Who is worthy of governing? When should authority be questioned and obeyed? Is concentrated power destined to be corrupted? This article utilizes Thomas Hobbes’ Leviathan (1651) to explore these questions and more.
Renounced British philosopher Thomas Hobbes deeply reflected on a time without government; an era which he called “the State of Nature.” He believed that a “dissolute condition of masterless men, without subjection to Lawes, and a coercive Power to tye their hands from rapine, and revenge” would make impossible all of the underlying security upon which comfortable, sociable, civilized life depends. He famously asserted in Leviathan (1651), that there would be “no place for industry, because the fruit thereof is uncertain; and consequently no culture of the earth … and which is worst of all, continual fear, and danger of violent death; And the life of man, solitary, poor, nasty, brutish, and short.” Hobbes’ quintessential work, Leviathan (1651), asserted that humankind requires a large state (or Leviathan) to organize a civilized society. He claimed that this state must be powerful and absolutist to be useful in guiding the population. Without such coercive powers, he believed, humanity would be doomed to eternal warfare in the State of Nature.
Thomas Hobbes is also known for championing the social contract theory, which asserts that codes of social morality ascend from a free, self-interested, and rational population. He believed that such a society would quickly realize the benefits of cooperation rather than competition, prompting them to create social contracts that ultimately benefit those involved. An individual’s morality, Hobbes asserted, is determined by their adherence to the social contract, which they agreed to by benefiting from the system. Hobbes believed that, beyond these criteria, morality is subjective and varies across cultures and societies. In this sense, Hobbes’ social contract theory is more than a social and political philosophy – it is a moral one as well. Such beliefs hold many dire implications, primarily of human nature and authority.
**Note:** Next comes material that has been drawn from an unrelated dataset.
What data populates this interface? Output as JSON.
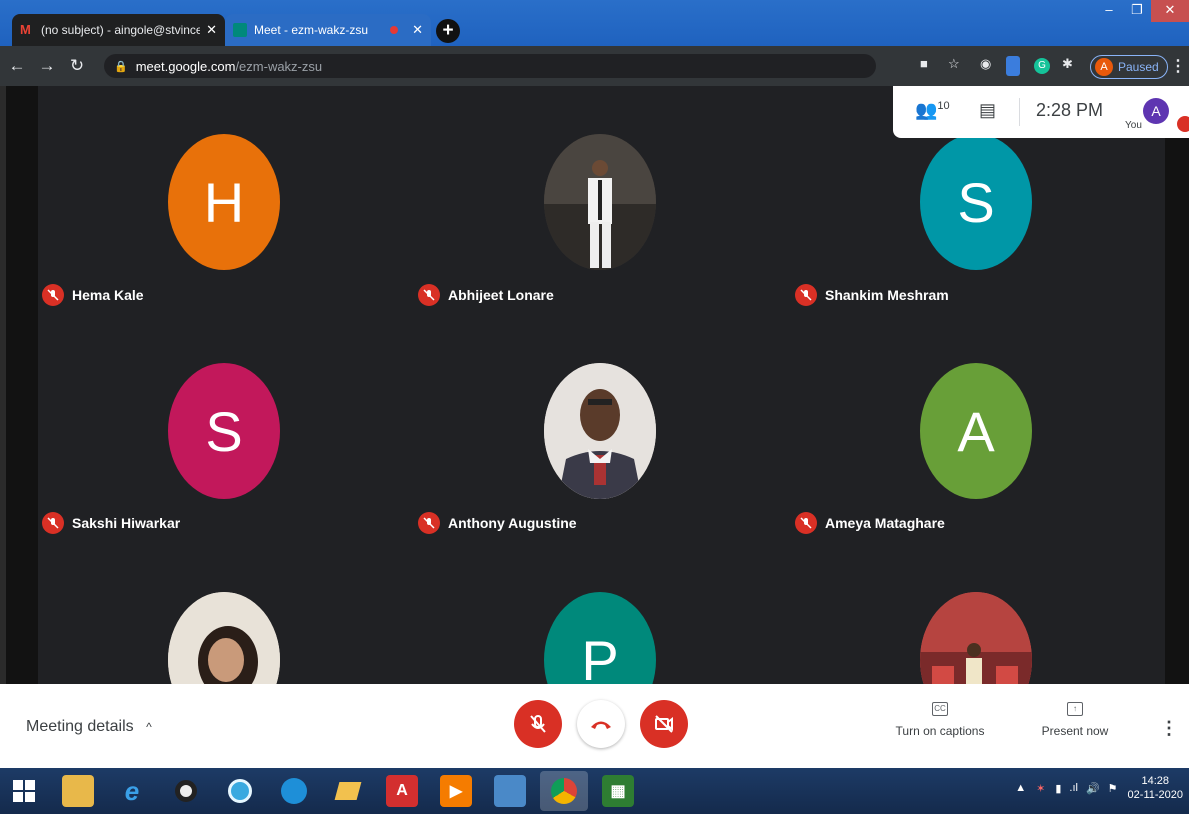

Firstly, it implies that humans are unable to naturally cooperate and behave rationally in a social context without a coercive force such as a state. However, perhaps Hobbes’ notion of contractarianism could also lead one to the opposite conclusion; that humanity is capable of rational social organization based on social responsibility rather than force. Perhaps a population that embraces rationality and cooperation could craft a social contract powerful enough to minimize the importance of a coercive state. If such organization is possible and humankind is indeed capable of sophisticated self-governance, then the existence of absolutist powers is not only unnecessary but destructive. Unfortunately, there have been few modern societies unaffected by coercive power structures to study what an advanced society would look like without such influence. Hobbes would cite the tumultuous State of Nature as what society would resemble without a powerful state. Hobbes’ pessimistic perception of human nature is the foundation of his theories, though a differing position on this one issue could quickly turn his arguments against the authoritarian state.
Secondly, Hobbes’ theories assume that governments will structure society in a way that is beneficial to those who inherit their contract. When a centralized authority makes decisions, the outcome often reflects the interests of whoever is in power – interests which usually contradict that of the public. Although Hobbes does note that individuals are only obligated to contracts which benefit them, the ability to reject or sign contracts is usually near impossible due to the powers of authority. For example, although Hobbes would likely agree that slaves should reject a social agreement that dehumanizes them, slaves ultimately lack a choice because of the force implemented by an authority to keep them in their subhuman social position.
The Contractarian’s rebuttal would likely mention the benefits that citizens receive for sacrificing their freedom to such powers. For example, we may be forced to surrender taxes and labor in a state-capitalist society, but that could be argued as what enables our collective ability to drive on roads and purchase goods. There is certainly validity in this argument, although only if the public is consistently assessing if their requirements are reasonable for the benefits they receive. When a population is forced to devote a majority of their time and labor for basic survival, the structures of power are not in the public favor. Situations such as these exemplify the problems with assuming that structures of power will remain serving the people, especially when authority is consolidated among such a small group.
Ultimately, Hobbes would likely agree that no forms of authority, governmental or economic, are self-justified; those holding power must continuously prove themselves to be in the interests of the public to maintain legitimately. Unfortunately, by the time powers become tyrannical, the people are often already too powerless to revolt. Keeping these lessons in mind, we must consistently question whether contemporary power structures current meet these criteria for legitimacy, whether we devote a reasonable amount of labor to business and government to justify the rewards which we currently yield. Such questions are often met with either revolutionary rhetoric or passionate disregard; both distract our ability to purely and logically question these concepts. If Hobbes’ philosophy is to endure the future of Western ideology positively, we must remain vigilant of the contracts we adhere to, as well as the structures of power that dictate our lives and behavior. Social arrangements are the undeniable foundation of a cooperative society; whether they necessitate powerful institutions to enforce is a question that will undoubtedly continue to be pondered, debated, and tested for the rest of foreseeable human civilization.